Chapter 1. Introduction

In September 1991, Mark Jones released a functional programming system called Gofer, which provided a compact, portable implementation of a Haskell-like language. The system also included experimental type system extensions, many of which later became part of Haskell. On Valentine's Day 1995, Mark released Hugs (Haskell User's Gofer System), a derivative of Gofer with greater Haskell compliance. Hugs versions are named after the version of Haskell they support; Hugs 98 was released in January 1999. Mark gave up the maintainership of Hugs in January 2000.

Hugs 98 still aims to be a fairly lightweight, portable implementation, and now adheres closely to Haskell 98. It also supports several extensions shared with other Haskell implementations:

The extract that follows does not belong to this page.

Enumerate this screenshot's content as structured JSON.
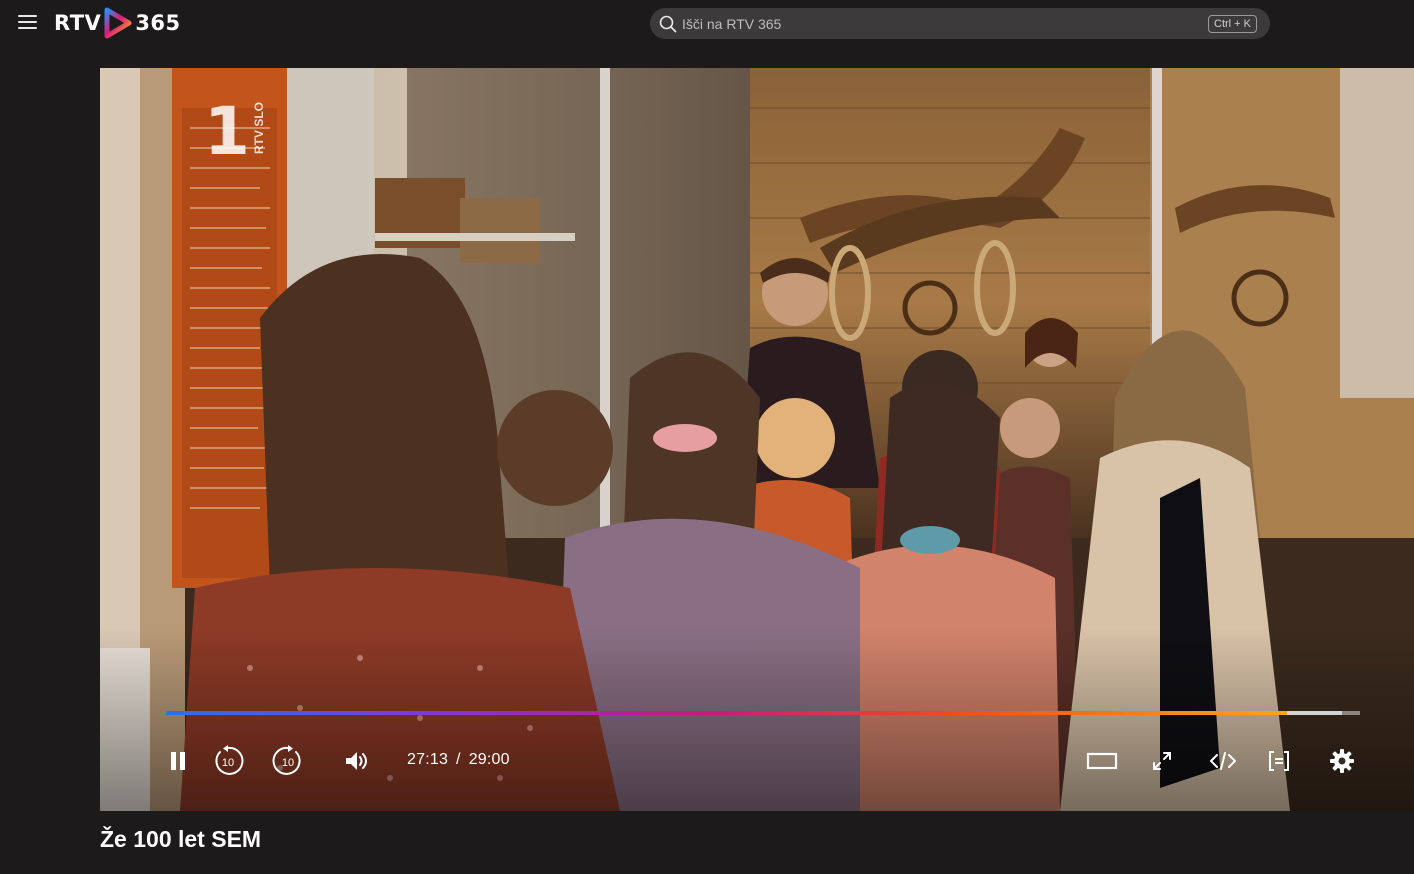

Though these features make Hugs highly compatible with other implementations, it is primarily intended as interpreter and programming environment for developing Haskell programs. If your application involves large programs or speed is critical, you may strike Hugs's limitations, and may wish to try a Haskell compiler.

1.1. Other sources of information

1.1.1. Other documentation

The Hugs 98 User Manual

This was the definitive reference for earlier versions of Hugs, though parts of it are now out-of-date. Much of it remains relevant, particularly Section 7 on Hugs extensions, and it should be consulted in several areas that this Guide does not cover well. The manual is available in several formats: HTML, PDF, gzipped Postscript, gzipped tar-ed html, dvi, WinHelp(zipped) and HTMLHelp(win32 help format).

Haskell 98 Language and Libraries: the Revised Report

The definitive reference for the Haskell 98 language and standard libraries, published by Cambridge University Press, and also available online.

Haskell Hierarchical Libraries

A collection of libraries shared by Haskell implementations, including Hugs.

comp.lang.functional FAQ

General information about functional programming.

More information about Haskell may be found on the Haskell home page and the Hugs home page.

1.1.2. Mailing lists

There are a number of mailing lists where people discuss Hugs and Haskell, all with archives of past postings:


This is the place for general discussion about using Hugs.


Use this list for reporting bugs. This is more likely to be effective than direct mail to the authors or maintainers of Hugs. We do read this mailing list – but so do many other people, who might be able to give you more appropriate or timely advice than us! Before reporting a bug, check the list of known deviations from Haskell 98 (see Section 5.1).


Discussion of the development of Hugs takes place on this list. This list also receives commit messages from the Hugs CVS repository.


An informal list for chatting about Haskell. This is an ideal place for beginners to get help with Haskell, but Hugs-specific questions would be better directed at the Hugs lists.


A lower-volume list for more technical discussion of Haskell. Please do not post beginner questions or Hugs-specific questions to this list.

There are several other Haskell-related mailing lists served by See for the full list.

Some Haskell-related discussion also takes place in the Usenet newsgroup comp.lang.functional.